The revised figure of China’s manufacturing purchasing managers’ index came at 47.3 in August, slightly better than a preliminary reading of 47.1 that caused a huge part of recent markets turmoil the past two weeks, but still the lowest reading in 6-1/2 years and the 6th consecutive month of contraction.
What is more worrying is the service sector, which has been one of the bright spots in the Chinese economy is now showing signs of cooling. The official reading dropped slightly to 53.4 from 53.9, but the final private survey shows further weakness dropping to 51.5, its lowest level in more than a year.
Chinese authorities are using all their tools to stop the market from falling further and reach their 7% growth target for 2015, by reducing interest rates, cutting the required reserve ratio, devaluing the currency, and pumping liquidity into the markets, but effectiveness of these policies has been put into question as no positive response seen so far.
European equity traders are monitoring Chinese data very closely and any disappointment is pushing the sell buttons.
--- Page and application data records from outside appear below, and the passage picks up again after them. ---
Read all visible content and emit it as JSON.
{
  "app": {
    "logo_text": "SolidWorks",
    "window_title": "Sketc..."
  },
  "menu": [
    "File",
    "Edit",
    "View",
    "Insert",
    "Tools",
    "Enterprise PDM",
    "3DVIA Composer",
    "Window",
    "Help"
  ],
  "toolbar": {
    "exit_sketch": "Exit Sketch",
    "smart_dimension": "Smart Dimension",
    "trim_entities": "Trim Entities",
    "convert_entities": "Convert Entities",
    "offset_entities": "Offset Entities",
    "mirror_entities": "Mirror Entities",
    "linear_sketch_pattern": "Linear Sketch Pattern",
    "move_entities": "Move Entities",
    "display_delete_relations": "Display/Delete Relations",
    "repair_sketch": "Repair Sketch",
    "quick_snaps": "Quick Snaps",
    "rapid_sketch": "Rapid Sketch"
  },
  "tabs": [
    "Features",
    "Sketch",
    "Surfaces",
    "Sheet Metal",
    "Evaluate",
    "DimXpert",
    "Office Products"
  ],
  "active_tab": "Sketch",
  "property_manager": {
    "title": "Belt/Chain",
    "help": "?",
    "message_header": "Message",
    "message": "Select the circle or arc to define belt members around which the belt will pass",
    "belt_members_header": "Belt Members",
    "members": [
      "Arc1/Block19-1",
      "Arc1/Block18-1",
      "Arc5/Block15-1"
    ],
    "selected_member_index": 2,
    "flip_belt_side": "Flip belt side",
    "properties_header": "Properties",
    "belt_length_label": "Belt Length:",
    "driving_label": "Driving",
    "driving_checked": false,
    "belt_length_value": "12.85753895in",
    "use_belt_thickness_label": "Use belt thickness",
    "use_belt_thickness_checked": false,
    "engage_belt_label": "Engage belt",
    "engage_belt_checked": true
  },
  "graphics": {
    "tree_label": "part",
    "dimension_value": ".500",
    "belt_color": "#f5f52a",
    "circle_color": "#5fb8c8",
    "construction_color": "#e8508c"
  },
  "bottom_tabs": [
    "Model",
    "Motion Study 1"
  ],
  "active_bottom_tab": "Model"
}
All Europe’s indices plunged at the opening session, with the Dax leading the losers for the major markets hovering around 10,000 benchmark which was defended last week. A close below 10,000 psychological level could spark renewed selling pressure and again put the German index in a bear market territory.
Oil Rally Gone too Far
WTI the U.S. crude managed to rally more than 27% in three trading days, the biggest gains in 25 years. The rally started with traders covering their short positions by end of last week, and again supported on Monday as OPEC said they are willing to talk to other producers to achieve reasonable oil prices as if the cartel surrendered to the shale oil industry. However, we still do not know how serious is OPEC, and are we going to see a response from the other producers, how about Iran’s oil which soon is going to hit the market. That is why oil rally seemed to be exaggerated, and we look for more downside in the short term.
Risk Aversion Supporting the Yen
Currency traders are heading towards the safe havens, with Yen leading the gainers in G10 currencies. USDJPY trading below 120 meanwhile the Euro again above 1.13, which is not good news for Bank of Japan, neither for European Central Bank. The inverse correlation between these two currencies and equity markets is becoming so tight, and the direct correlation between the Euro and Yen is becoming tighter than ever. Doubts over whether the Federal Reserve will raise rates in September continues to pressure the U.S. currency although the door is still opened for a hike. Further drop in the U.S. currency could be a midterm opportunity to buy the dips, as divergence in monetary policies will continue to support the dollars even though the Fed might not pull the trigger in September.